What the task requires — Whenever a line below mentions the word "Barang", that line should be copied.

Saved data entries

= Beginning of Section =

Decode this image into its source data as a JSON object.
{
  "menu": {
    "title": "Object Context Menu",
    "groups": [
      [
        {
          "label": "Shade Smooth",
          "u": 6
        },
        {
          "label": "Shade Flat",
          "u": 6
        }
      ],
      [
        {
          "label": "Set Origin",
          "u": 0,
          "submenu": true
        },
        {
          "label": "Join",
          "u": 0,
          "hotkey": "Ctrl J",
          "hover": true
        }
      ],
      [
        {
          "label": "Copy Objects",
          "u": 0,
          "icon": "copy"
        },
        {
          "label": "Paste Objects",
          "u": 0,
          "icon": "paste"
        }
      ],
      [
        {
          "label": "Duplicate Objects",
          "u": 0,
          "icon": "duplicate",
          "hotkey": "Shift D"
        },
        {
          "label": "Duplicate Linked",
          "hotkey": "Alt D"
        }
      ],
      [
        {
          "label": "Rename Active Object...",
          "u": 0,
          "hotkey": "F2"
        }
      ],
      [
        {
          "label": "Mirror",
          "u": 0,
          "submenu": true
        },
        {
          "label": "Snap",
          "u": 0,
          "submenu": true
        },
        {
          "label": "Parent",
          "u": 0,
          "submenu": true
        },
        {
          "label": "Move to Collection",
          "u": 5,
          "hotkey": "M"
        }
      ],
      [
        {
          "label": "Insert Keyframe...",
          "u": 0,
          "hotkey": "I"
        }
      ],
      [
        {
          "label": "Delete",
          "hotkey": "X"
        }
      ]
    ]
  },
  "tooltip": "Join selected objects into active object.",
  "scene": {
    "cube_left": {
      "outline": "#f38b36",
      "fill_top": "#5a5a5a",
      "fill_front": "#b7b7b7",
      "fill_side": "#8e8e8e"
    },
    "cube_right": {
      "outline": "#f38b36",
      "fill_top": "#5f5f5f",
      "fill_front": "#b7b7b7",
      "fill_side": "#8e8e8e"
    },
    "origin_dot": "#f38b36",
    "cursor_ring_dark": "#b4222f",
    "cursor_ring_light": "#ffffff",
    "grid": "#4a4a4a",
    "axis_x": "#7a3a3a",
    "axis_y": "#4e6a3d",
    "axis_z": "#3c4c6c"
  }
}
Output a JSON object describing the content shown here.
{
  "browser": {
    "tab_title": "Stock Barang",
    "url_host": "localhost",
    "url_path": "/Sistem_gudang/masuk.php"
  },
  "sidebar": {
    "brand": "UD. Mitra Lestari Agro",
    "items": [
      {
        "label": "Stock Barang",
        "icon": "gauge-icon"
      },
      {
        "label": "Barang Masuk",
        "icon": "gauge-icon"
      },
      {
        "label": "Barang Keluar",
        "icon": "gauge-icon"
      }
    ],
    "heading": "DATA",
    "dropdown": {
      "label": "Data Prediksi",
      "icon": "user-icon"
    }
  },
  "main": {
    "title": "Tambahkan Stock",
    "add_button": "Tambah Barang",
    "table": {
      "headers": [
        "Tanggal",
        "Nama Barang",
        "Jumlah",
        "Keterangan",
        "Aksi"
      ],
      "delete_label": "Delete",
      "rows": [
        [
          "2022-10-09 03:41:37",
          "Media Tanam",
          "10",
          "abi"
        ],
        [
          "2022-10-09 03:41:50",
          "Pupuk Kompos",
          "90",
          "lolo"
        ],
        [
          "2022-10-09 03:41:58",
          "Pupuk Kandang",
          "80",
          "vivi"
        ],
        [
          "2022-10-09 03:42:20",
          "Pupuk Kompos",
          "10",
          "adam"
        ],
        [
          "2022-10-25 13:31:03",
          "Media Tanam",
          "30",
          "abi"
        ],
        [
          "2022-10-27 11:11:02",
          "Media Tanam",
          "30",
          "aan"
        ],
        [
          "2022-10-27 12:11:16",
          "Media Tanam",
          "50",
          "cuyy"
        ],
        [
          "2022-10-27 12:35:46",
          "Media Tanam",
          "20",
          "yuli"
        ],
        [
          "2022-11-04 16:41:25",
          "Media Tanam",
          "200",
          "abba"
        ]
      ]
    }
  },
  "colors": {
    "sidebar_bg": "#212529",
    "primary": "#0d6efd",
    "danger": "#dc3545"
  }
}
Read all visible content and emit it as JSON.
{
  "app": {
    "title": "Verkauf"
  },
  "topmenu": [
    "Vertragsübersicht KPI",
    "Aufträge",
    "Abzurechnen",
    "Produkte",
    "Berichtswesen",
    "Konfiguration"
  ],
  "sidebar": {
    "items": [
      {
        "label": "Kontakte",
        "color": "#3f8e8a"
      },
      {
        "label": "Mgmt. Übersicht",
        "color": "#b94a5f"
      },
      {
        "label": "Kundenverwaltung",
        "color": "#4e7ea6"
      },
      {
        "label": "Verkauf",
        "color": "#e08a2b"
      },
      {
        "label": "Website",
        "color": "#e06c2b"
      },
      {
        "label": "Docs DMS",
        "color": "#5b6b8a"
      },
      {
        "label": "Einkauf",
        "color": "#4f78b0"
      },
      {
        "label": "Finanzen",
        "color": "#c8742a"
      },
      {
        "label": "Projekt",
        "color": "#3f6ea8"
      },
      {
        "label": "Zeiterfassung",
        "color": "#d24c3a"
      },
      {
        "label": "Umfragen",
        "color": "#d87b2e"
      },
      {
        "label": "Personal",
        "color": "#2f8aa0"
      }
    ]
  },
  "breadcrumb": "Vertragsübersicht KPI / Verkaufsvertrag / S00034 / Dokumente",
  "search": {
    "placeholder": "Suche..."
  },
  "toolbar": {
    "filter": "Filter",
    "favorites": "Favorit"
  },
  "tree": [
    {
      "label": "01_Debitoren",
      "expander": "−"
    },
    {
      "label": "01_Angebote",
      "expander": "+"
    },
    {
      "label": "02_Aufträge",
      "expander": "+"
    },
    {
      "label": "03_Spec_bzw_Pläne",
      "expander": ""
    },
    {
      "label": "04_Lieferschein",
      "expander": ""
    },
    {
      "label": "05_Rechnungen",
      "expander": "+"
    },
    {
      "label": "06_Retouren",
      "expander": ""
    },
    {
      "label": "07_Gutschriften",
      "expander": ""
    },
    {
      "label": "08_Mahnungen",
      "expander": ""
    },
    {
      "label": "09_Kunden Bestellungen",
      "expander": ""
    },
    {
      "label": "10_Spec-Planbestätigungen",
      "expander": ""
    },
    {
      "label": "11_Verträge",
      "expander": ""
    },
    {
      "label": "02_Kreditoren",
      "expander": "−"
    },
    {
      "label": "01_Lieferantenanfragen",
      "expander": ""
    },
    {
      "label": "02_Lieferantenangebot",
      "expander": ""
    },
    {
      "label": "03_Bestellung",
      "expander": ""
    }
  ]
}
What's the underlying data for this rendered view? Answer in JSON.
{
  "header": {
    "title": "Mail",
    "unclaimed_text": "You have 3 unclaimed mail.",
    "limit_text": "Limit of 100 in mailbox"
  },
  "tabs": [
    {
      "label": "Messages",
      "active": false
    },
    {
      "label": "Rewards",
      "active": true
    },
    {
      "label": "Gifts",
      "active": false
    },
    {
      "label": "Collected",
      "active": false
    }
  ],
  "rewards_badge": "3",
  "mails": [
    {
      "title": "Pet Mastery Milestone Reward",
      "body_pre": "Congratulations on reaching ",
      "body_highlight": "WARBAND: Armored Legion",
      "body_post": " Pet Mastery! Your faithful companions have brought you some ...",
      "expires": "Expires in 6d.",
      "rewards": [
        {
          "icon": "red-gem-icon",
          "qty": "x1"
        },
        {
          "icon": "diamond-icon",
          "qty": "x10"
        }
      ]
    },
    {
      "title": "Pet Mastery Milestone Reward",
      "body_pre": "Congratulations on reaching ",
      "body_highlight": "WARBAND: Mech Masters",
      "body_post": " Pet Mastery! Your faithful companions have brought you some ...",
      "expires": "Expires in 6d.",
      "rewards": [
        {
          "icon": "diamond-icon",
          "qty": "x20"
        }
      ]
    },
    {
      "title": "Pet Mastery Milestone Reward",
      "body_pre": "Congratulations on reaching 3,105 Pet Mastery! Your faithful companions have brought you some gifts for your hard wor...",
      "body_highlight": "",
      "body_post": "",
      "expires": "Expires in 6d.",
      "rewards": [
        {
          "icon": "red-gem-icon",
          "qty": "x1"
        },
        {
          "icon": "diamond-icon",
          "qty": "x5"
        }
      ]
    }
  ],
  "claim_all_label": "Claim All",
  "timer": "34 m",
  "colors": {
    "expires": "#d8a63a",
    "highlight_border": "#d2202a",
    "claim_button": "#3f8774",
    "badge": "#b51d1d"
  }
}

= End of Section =

Solution to this problem —
    "tab_title": "Stock Barang",
        "label": "Stock Barang",
        "label": "Barang Masuk",
        "label": "Barang Keluar",
    "add_button": "Tambah Barang",
        "Nama Barang",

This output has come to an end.